Asthma attacks can be life threatening – something Kearns resident Karen Costello-Grealy knows all too well.
The 61-year-old had a close call at work and while unresponsive, it was her MedicAlert ID that had to do the talking for her – informing paramedics of her condition to ensure she was given the right treatment.
As part of Asthma Awareness Week, Mrs Costello-Grealy wants all asthma sufferers to ensure they take extra precautions to stay safe and well.
“It’s imperative for all suffers to have their medical information on-hand in an emergency as you can’t always get your thoughts together when a sudden attack occurs or worse still, you don’t have enough air to speak,” she said.
“Asthma is unpredictable and can very quickly become life-threatening.”
One in nine Australians have been diagnosed with asthma, which is about 2.5 million people.
A South Western Sydney Local Health District spokeswoman said more than 12,700 people were hospitalised due to asthma in NSW in 2014 to 2015.
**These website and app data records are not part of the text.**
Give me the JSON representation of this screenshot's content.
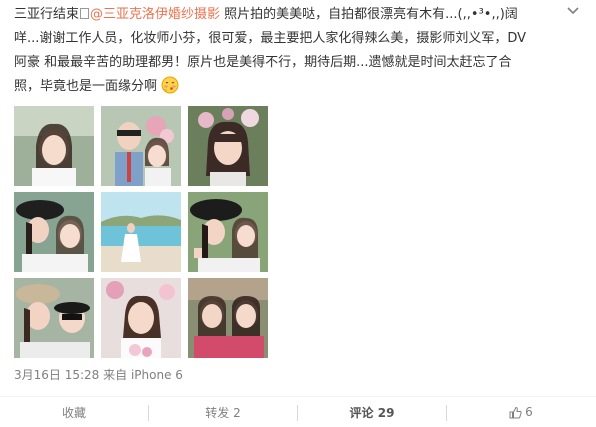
{
  "post": {
    "text_line1_prefix": "三亚行结束",
    "mention": "@三亚克洛伊婚纱摄影",
    "text_line1_suffix": " 照片拍的美美哒，自拍都很漂亮有木有...(,,•³•,,)阔",
    "text_line2": "咩...谢谢工作人员，化妆师小芬，很可爱，最主要把人家化得辣么美，摄影师刘义军，DV",
    "text_line3": "阿豪 和最最辛苦的助理都男！原片也是美得不行，期待后期...遗憾就是时间太赶忘了合",
    "text_line4": "照，毕竟也是一面缘分啊",
    "emoji": "emoji-shy",
    "time": "3月16日 15:28",
    "source": "来自 iPhone 6",
    "more_icon": "chevron-down-icon",
    "photos_count": 9
  },
  "actions": {
    "favorite": "收藏",
    "repost": "转发 2",
    "comment": "评论 29",
    "like": "6",
    "like_icon": "thumbs-up-icon"
  },
  "colors": {
    "mention": "#eb7350",
    "meta": "#808080",
    "divider": "#f2f2f5"
  }
}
“Between January 2016 and the end of February 2017 there were a total of 504 hospitalisations in Campbelltown Hospital and 23 hospitalisations in Camden Hospital with a principal diagnosis of asthma,” she said.
As a MedicAlert member, all of Karen’s medical information is kept in a secure electronic health record for access by medical staff in an emergency.
She also wears a Medical ID on her wrist and carries a wallet card detailing her health needs.
“I’ve been a member for more than 10 years – it was insisted upon by my GP and I’ve never looked back,” she said.
“My attacks can be severe and while I know my asthma better than anyone, I’m not bulletproof.”
MedicAlert Foundation executive officer Heidi Jones said all asthma sufferers should be wearing reliable identification.
“An asthma flare-up can come on slowly over hours or days or very quickly in the space of just minutes,” she said.
“While asthma can’t be cured, it can be controlled. In the event of an emergency, sufferers can be safeguarded to ensure they receive the appropriate treatment.”
Ms Jones said a MedicAlert ID provided some peace of mind.
“For anyone, especially a child experiencing an attack, it’s very frightening and communicating what’s happening is difficult,” she said.
“In this situation a MedicAlert ID alerts people that you have a medical condition and provides them with information about your asthma.”